LONDON — The BBC is doubling its investment in flagship documentaries to £266 million ($412.8 million) over three years in the hope of producing more ratings hits like “Walking With Dinosaurs” and “The Blue Planet.”
Initiative was announced by Jana Bennett, the pubcaster’s new director of television, who was previously head of the Learning Channel in the U.S.
It marks an attempt by the BBC to reassert its public service values at a time when the regime of director-general Greg Dyke is attracting criticism for dumbing-down in a successful pursuit of ratings.
Bennett unveiled a peak-time documentary strand on BBC1 and promised a significant increase in factual programming on the mainstream web and its minority sister BBC2.

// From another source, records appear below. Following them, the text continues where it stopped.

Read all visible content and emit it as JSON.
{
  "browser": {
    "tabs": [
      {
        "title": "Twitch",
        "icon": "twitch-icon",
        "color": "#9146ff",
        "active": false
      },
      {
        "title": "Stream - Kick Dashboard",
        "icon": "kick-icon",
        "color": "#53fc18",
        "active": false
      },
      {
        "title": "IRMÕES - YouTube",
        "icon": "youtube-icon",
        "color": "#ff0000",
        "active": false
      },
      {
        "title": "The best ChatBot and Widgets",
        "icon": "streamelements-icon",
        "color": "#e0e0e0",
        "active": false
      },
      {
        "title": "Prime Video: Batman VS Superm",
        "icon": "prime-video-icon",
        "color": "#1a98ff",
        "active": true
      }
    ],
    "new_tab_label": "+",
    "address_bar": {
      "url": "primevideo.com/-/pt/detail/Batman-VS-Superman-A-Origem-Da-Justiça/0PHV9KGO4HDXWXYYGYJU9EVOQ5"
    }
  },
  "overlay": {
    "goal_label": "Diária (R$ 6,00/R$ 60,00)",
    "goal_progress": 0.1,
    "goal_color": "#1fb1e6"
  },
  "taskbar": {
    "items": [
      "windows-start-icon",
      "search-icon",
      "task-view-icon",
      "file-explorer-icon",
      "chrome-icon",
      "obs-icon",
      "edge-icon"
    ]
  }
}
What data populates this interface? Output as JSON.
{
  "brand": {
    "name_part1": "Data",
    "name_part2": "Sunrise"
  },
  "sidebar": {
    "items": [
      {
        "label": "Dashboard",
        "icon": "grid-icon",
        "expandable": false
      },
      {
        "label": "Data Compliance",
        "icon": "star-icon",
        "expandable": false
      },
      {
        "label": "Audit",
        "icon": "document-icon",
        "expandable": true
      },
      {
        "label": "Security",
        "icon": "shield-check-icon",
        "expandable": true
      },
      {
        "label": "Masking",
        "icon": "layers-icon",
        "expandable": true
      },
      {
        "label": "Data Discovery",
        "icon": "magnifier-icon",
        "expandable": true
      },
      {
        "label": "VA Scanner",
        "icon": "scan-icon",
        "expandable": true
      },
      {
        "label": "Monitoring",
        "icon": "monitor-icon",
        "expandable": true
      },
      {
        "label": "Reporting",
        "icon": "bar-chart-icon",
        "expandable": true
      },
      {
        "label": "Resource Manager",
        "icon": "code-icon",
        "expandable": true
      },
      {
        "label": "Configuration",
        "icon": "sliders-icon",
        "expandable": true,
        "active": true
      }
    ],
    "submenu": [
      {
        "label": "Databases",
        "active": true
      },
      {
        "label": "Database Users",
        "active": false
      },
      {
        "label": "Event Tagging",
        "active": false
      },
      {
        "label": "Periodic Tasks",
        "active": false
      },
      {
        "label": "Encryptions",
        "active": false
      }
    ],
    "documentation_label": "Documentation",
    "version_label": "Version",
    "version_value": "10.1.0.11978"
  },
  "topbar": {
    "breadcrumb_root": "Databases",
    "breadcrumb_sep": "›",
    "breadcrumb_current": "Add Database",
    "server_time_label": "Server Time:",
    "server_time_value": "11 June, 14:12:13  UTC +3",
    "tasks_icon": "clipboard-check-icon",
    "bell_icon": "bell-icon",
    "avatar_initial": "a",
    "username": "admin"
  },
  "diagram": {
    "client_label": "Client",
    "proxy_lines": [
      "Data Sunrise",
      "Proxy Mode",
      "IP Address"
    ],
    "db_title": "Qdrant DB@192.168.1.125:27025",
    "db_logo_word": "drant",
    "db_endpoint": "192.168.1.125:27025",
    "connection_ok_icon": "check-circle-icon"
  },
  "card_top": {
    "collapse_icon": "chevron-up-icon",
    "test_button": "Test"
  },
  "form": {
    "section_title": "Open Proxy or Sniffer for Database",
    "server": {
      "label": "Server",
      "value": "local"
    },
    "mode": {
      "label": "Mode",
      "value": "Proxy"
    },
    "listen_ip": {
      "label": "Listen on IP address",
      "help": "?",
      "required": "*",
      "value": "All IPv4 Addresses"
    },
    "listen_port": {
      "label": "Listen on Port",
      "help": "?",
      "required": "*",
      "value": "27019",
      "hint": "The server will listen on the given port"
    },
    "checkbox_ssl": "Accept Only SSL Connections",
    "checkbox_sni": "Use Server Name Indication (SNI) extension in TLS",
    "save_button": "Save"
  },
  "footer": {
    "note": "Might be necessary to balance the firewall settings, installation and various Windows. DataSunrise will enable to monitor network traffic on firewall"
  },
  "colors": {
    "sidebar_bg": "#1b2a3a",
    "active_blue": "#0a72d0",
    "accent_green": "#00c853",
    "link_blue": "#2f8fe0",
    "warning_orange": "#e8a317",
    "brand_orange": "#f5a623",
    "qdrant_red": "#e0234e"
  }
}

“The entertainment and drama series which are the cornerstones of BBC1’s success are in place. Now we need to take risks and add more complexity to the programming,” she said in an interview with the Daily Telegraph.
By land and sea
New blockbuster docs include a series on British flora and fauna; a history of Moses; and “The Ship,” in which volunteers will re-enact the voyages of 18th-century explorer Captain Cook.
The news of the BBC’s increased investment in docs will compound the misery of its commercial rival ITV, which the BBC has overtaken in the ratings over the past year. ITV is suffering from the ad slump and huge losses on its defunct ITV Digital platform.